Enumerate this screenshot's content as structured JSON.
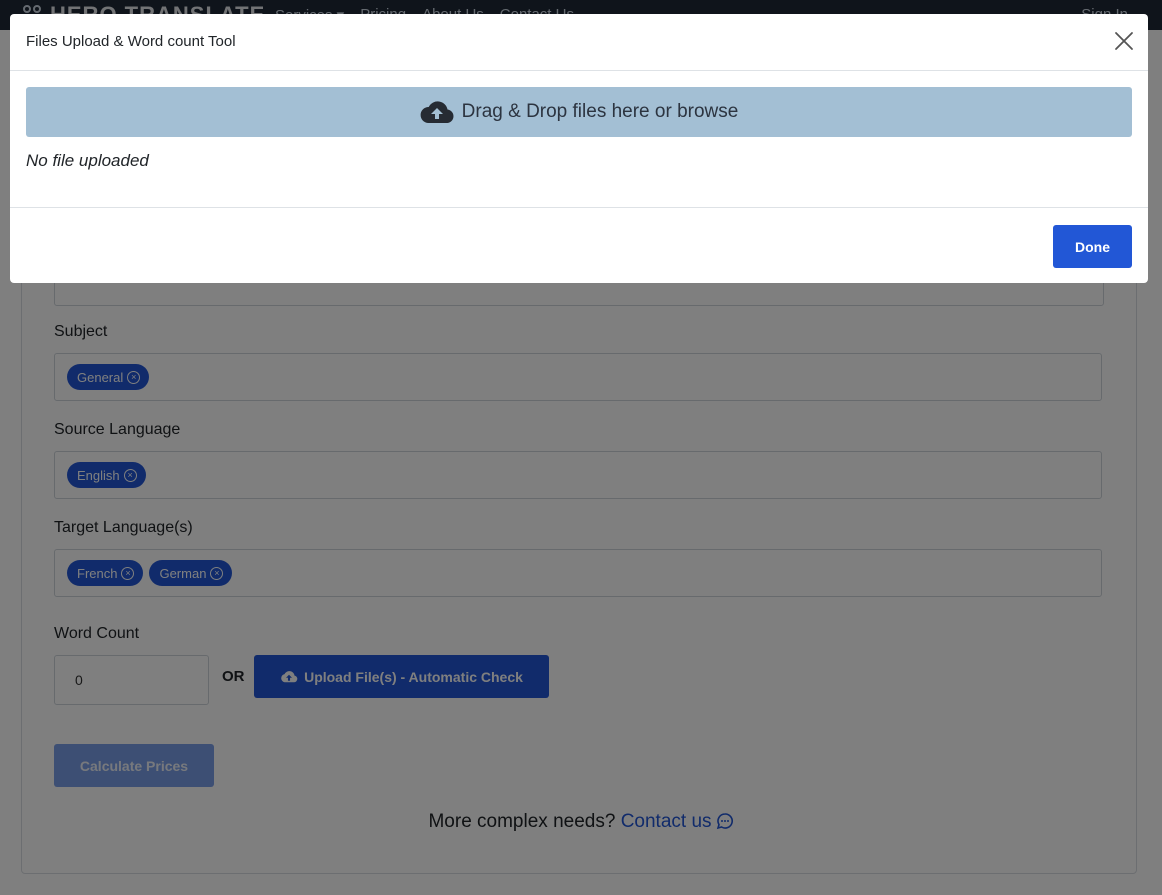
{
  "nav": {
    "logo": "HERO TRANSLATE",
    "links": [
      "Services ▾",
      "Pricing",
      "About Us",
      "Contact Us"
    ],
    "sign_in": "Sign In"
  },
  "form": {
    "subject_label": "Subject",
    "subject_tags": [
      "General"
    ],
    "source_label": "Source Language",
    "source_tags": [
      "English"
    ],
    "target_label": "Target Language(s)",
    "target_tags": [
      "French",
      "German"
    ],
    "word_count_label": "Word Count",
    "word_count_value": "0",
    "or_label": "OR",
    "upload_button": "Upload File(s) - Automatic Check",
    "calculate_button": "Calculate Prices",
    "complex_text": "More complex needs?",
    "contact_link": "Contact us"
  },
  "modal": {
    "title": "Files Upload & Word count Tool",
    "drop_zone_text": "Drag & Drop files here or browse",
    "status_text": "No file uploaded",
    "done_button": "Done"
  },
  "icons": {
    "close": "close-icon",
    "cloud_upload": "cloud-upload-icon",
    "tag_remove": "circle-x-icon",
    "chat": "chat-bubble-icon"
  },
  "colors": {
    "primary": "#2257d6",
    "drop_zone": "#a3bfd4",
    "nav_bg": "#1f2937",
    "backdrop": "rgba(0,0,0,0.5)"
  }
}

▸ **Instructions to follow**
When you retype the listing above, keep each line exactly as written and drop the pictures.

▸ **Reply**
Enumerate this screenshot's content as structured JSON.
{
  "nav": {
    "logo": "HERO TRANSLATE",
    "links": [
      "Services ▾",
      "Pricing",
      "About Us",
      "Contact Us"
    ],
    "sign_in": "Sign In"
  },
  "form": {
    "subject_label": "Subject",
    "subject_tags": [
      "General"
    ],
    "source_label": "Source Language",
    "source_tags": [
      "English"
    ],
    "target_label": "Target Language(s)",
    "target_tags": [
      "French",
      "German"
    ],
    "word_count_label": "Word Count",
    "word_count_value": "0",
    "or_label": "OR",
    "upload_button": "Upload File(s) - Automatic Check",
    "calculate_button": "Calculate Prices",
    "complex_text": "More complex needs?",
    "contact_link": "Contact us"
  },
  "modal": {
    "title": "Files Upload & Word count Tool",
    "drop_zone_text": "Drag & Drop files here or browse",
    "status_text": "No file uploaded",
    "done_button": "Done"
  },
  "icons": {
    "close": "close-icon",
    "cloud_upload": "cloud-upload-icon",
    "tag_remove": "circle-x-icon",
    "chat": "chat-bubble-icon"
  },
  "colors": {
    "primary": "#2257d6",
    "drop_zone": "#a3bfd4",
    "nav_bg": "#1f2937",
    "backdrop": "rgba(0,0,0,0.5)"
  }
}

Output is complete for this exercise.